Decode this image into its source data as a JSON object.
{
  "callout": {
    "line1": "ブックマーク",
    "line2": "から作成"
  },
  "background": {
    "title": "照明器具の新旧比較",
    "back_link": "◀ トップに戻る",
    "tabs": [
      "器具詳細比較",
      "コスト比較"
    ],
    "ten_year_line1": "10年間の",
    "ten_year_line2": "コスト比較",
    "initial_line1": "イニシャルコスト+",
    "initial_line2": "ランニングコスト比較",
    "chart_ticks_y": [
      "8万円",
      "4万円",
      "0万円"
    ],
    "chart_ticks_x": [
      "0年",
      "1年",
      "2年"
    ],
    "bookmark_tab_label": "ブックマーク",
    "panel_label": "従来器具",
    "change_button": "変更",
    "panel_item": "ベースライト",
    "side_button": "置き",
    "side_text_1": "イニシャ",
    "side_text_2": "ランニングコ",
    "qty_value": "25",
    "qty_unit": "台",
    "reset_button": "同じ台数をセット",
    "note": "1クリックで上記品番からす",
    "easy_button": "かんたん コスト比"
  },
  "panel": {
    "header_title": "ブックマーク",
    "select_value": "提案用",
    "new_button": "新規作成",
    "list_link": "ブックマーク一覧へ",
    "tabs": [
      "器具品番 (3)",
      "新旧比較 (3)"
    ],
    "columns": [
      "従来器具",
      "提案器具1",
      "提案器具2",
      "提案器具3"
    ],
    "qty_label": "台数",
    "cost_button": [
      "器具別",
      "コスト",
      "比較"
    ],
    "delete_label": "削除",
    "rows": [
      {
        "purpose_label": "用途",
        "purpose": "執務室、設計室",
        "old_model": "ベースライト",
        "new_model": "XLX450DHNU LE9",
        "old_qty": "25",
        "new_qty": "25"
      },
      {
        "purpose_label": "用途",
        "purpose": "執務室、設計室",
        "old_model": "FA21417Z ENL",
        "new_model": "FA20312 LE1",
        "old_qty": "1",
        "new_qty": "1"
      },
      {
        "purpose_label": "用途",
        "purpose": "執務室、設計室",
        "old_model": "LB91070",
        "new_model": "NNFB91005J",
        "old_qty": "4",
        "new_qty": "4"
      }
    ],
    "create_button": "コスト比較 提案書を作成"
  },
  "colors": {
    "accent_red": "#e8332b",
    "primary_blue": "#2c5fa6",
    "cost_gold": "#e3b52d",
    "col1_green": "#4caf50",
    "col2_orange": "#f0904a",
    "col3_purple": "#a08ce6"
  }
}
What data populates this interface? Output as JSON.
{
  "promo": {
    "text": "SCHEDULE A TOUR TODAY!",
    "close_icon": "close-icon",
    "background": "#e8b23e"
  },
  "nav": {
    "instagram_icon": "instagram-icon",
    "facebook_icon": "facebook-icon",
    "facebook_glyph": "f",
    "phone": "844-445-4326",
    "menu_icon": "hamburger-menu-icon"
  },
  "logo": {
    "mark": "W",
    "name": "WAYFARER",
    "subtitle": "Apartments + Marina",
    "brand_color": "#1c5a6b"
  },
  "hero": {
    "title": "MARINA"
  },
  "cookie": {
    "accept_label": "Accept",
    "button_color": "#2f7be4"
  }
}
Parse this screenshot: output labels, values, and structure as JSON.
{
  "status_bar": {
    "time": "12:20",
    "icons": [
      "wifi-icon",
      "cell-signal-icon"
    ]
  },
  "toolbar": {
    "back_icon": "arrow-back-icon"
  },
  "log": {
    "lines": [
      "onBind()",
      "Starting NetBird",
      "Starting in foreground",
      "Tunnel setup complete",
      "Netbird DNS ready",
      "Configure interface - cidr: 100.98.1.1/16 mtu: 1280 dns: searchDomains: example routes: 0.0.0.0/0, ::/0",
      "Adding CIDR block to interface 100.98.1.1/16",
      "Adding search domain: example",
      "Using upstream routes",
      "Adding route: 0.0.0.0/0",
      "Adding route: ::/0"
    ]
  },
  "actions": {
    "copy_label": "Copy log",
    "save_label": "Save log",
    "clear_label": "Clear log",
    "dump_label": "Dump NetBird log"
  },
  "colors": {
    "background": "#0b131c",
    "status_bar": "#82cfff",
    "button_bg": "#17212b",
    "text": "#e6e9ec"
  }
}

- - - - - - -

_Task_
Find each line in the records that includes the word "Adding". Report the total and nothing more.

_Problem solution_
4